DATA FOR ANALYSIS:

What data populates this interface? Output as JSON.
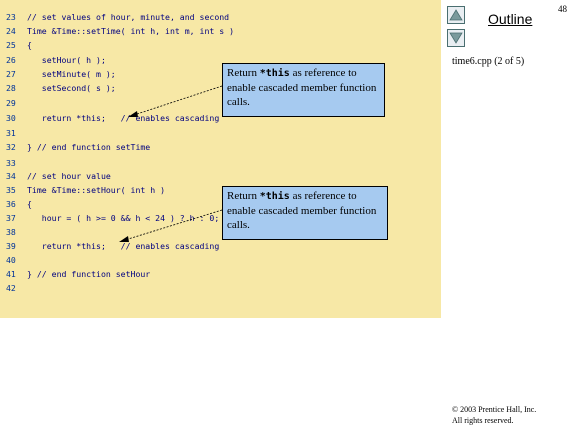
{
  "outline": {
    "title": "Outline",
    "page_number": "48",
    "file_label": "time6.cpp (2 of 5)"
  },
  "code_lines": [
    {
      "num": "23",
      "text": "// set values of hour, minute, and second"
    },
    {
      "num": "24",
      "text": "Time &Time::setTime( int h, int m, int s )"
    },
    {
      "num": "25",
      "text": "{"
    },
    {
      "num": "26",
      "text": "   setHour( h );"
    },
    {
      "num": "27",
      "text": "   setMinute( m );"
    },
    {
      "num": "28",
      "text": "   setSecond( s );"
    },
    {
      "num": "29",
      "text": ""
    },
    {
      "num": "30",
      "text": "   return *this;   // enables cascading"
    },
    {
      "num": "31",
      "text": ""
    },
    {
      "num": "32",
      "text": "} // end function setTime"
    },
    {
      "num": "33",
      "text": ""
    },
    {
      "num": "34",
      "text": "// set hour value"
    },
    {
      "num": "35",
      "text": "Time &Time::setHour( int h )"
    },
    {
      "num": "36",
      "text": "{"
    },
    {
      "num": "37",
      "text": "   hour = ( h >= 0 && h < 24 ) ? h : 0;"
    },
    {
      "num": "38",
      "text": ""
    },
    {
      "num": "39",
      "text": "   return *this;   // enables cascading"
    },
    {
      "num": "40",
      "text": ""
    },
    {
      "num": "41",
      "text": "} // end function setHour"
    },
    {
      "num": "42",
      "text": ""
    }
  ],
  "callouts": [
    {
      "prefix": "Return ",
      "code": "*this",
      "suffix": " as reference to enable cascaded member function calls."
    },
    {
      "prefix": "Return ",
      "code": "*this",
      "suffix": " as reference to enable cascaded member function calls."
    }
  ],
  "copyright": {
    "line1": "© 2003 Prentice Hall, Inc.",
    "line2": "All rights reserved."
  },
  "colors": {
    "code_background": "#f7e8a6",
    "callout_background": "#a6caf0",
    "line_number": "#003399",
    "code_text": "#000080"
  }
}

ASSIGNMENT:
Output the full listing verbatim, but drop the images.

THE COMPLETED TASK:
What data populates this interface? Output as JSON.
{
  "outline": {
    "title": "Outline",
    "page_number": "48",
    "file_label": "time6.cpp (2 of 5)"
  },
  "code_lines": [
    {
      "num": "23",
      "text": "// set values of hour, minute, and second"
    },
    {
      "num": "24",
      "text": "Time &Time::setTime( int h, int m, int s )"
    },
    {
      "num": "25",
      "text": "{"
    },
    {
      "num": "26",
      "text": "   setHour( h );"
    },
    {
      "num": "27",
      "text": "   setMinute( m );"
    },
    {
      "num": "28",
      "text": "   setSecond( s );"
    },
    {
      "num": "29",
      "text": ""
    },
    {
      "num": "30",
      "text": "   return *this;   // enables cascading"
    },
    {
      "num": "31",
      "text": ""
    },
    {
      "num": "32",
      "text": "} // end function setTime"
    },
    {
      "num": "33",
      "text": ""
    },
    {
      "num": "34",
      "text": "// set hour value"
    },
    {
      "num": "35",
      "text": "Time &Time::setHour( int h )"
    },
    {
      "num": "36",
      "text": "{"
    },
    {
      "num": "37",
      "text": "   hour = ( h >= 0 && h < 24 ) ? h : 0;"
    },
    {
      "num": "38",
      "text": ""
    },
    {
      "num": "39",
      "text": "   return *this;   // enables cascading"
    },
    {
      "num": "40",
      "text": ""
    },
    {
      "num": "41",
      "text": "} // end function setHour"
    },
    {
      "num": "42",
      "text": ""
    }
  ],
  "callouts": [
    {
      "prefix": "Return ",
      "code": "*this",
      "suffix": " as reference to enable cascaded member function calls."
    },
    {
      "prefix": "Return ",
      "code": "*this",
      "suffix": " as reference to enable cascaded member function calls."
    }
  ],
  "copyright": {
    "line1": "© 2003 Prentice Hall, Inc.",
    "line2": "All rights reserved."
  },
  "colors": {
    "code_background": "#f7e8a6",
    "callout_background": "#a6caf0",
    "line_number": "#003399",
    "code_text": "#000080"
  }
}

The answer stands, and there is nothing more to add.